Today marks a historic day for many female same-sex families who have been fighting to have both parents legally recognised. Up to now, only the parent deemed to be the biological parent could have a legal relationship to their child. Thanks to the enactment of Parts 2 and 3 of the Children and Family Relationships Act (CFRA) 2015 on May 5th 2020, applications for declaration of parentage will be heard in the Dublin family courts today. What this means is that for some female same-sex families the parent currently not on the birth certificate, can now apply to be recognised legally.
LGBT Ireland welcomed this positive step towards recognising some of Irelands rainbow families, CEO Paula Fagan celebrated with the families who will make history today “This is a huge step forward for the LGBTI+ community, for the first time we will have access to birth certificates that recognise same sex parents. However, while we celebrate it is important to remember the majority of same sex families continue to find themselves in a precarious legal situation with regard to parental rights and we call on the new coalition Government to fast track the review to be undertaken by special rapporteur on child protection Conor O’Mahony into improved parental rights for LGBTI+ families.”
This moment represents one of the final steps to recognition for many same-sex parents who have been advocating for this legislation for several years. Anne Marie Whelan and her wife, Ailbhe O’Nolan, will be in court on this momentous day to apply for a declaration of parentage for Ailbhe in relation to their son, Finn. Ailbhe expressed her relief “Finn turned 1 a few weeks ago and being recognised very soon, means so much to us. It is something permanent, a formal declaration of what has been true from before he was ever born. It ends the feeling of being in limbo, of being the ‘non-parent’. We will no longer have to worry about who takes him for the remainder of his childhood vaccines. We will finally be able to get him a passport without one of us making a legal declaration that we are a sole parent to him. We will both have the assurance that we are, in every respect, his parents and that can no longer be denied to us as a family.”
Anne Marie and Ailbhe consider themselves lucky, however, as not all same-sex families are celebrating today. The Act sets out narrow criteria within which a non-biological parent will be recognised. This effectively excludes children born to male same-sex parents, those conceived via reciprocal IVF, conceived via at home insemination, conceived or born outside of Ireland, born via surrogacy or those who were born via anonymous donors. While this is an important step forward for those who have tirelessly fought for recognition, it is bittersweet that so many parents remain a legal stranger to their own children.
Gearóid Kenny and Séamus Moore are a married couple with two children born in 2018 via surrogacy outside of Ireland. They continue to advocate for legal recognition, but five years after the marriage equality referendum passed in Ireland, many children of LGBTI+ parents continue to suffer inequality. Gearoid and Seamus had hoped their family would be covered by the Assisted Human Reproduction (AHR) Bill 2017, however, during meetings with the then Minister for Health Simon Harris, they were informed that this bill will not deliver the security these families so desperately need.
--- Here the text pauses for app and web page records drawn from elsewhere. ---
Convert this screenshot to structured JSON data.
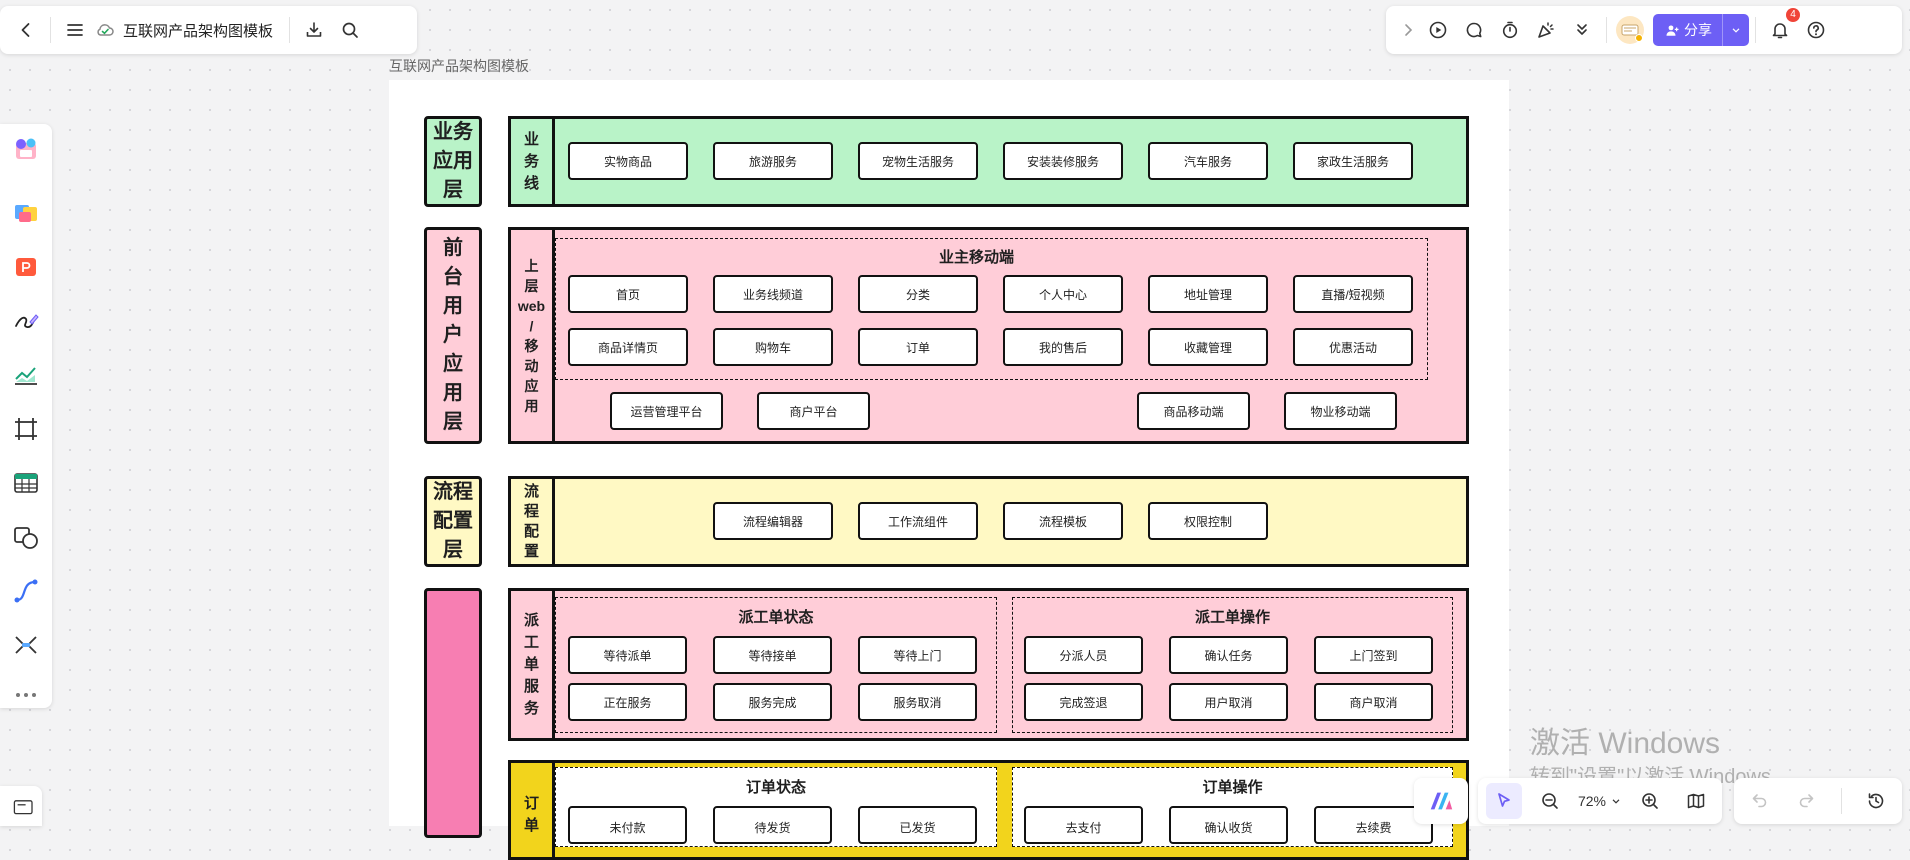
{
  "header": {
    "doc_title": "互联网产品架构图模板",
    "share_label": "分享",
    "notification_count": "4"
  },
  "canvas": {
    "frame_label": "互联网产品架构图模板"
  },
  "layers": {
    "business": {
      "label": "业务\n应用\n层",
      "strip": "业\n务\n线",
      "items": [
        "实物商品",
        "旅游服务",
        "宠物生活服务",
        "安装装修服务",
        "汽车服务",
        "家政生活服务"
      ]
    },
    "frontend": {
      "label": "前\n台\n用\n户\n应\n用\n层",
      "strip": "上\n层\nweb\n/\n移\n动\n应\n用",
      "group_title": "业主移动端",
      "row1": [
        "首页",
        "业务线频道",
        "分类",
        "个人中心",
        "地址管理",
        "直播/短视频"
      ],
      "row2": [
        "商品详情页",
        "购物车",
        "订单",
        "我的售后",
        "收藏管理",
        "优惠活动"
      ],
      "row3": [
        "运营管理平台",
        "商户平台",
        "商品移动端",
        "物业移动端"
      ]
    },
    "process": {
      "label": "流程\n配置\n层",
      "strip": "流\n程\n配\n置",
      "items": [
        "流程编辑器",
        "工作流组件",
        "流程模板",
        "权限控制"
      ]
    },
    "dispatch": {
      "strip": "派\n工\n单\n服\n务",
      "status_title": "派工单状态",
      "status_row1": [
        "等待派单",
        "等待接单",
        "等待上门"
      ],
      "status_row2": [
        "正在服务",
        "服务完成",
        "服务取消"
      ],
      "op_title": "派工单操作",
      "op_row1": [
        "分派人员",
        "确认任务",
        "上门签到"
      ],
      "op_row2": [
        "完成签退",
        "用户取消",
        "商户取消"
      ]
    },
    "order": {
      "strip": "订\n单",
      "status_title": "订单状态",
      "status_row1": [
        "未付款",
        "待发货",
        "已发货"
      ],
      "op_title": "订单操作",
      "op_row1": [
        "去支付",
        "确认收货",
        "去续费"
      ]
    }
  },
  "watermark": {
    "line1": "激活 Windows",
    "line2": "转到\"设置\"以激活 Windows。"
  },
  "bottom_bar": {
    "zoom": "72%"
  },
  "colors": {
    "business": "#b9f3c8",
    "frontend": "#ffcdd8",
    "process": "#fff9c4",
    "dispatch": "#ffcdd8",
    "dispatch_label": "#f77eb2",
    "order": "#f2d41c",
    "accent": "#6d5ff5"
  }
}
Speaking today, Gearóid stated “the enactment of the CFRA 2015 does nothing for us, we are being left in limbo alongside many other LGBTI+ families.” Concerns raised include those of the rights of the child. While issues surrounding surrogacy and the many other conception methods that fall outside the remit of the CFRA 2015 and the AHR 2017 Bill go unaddressed, it is the children that are denied a right to a legal relationship with both parents. LGBT Ireland and the advocacy group Equality for Children are calling for every child to be treated equally.
Image: Anne Marie Whelan, Ailbhe O’Nolan and their son, Finn.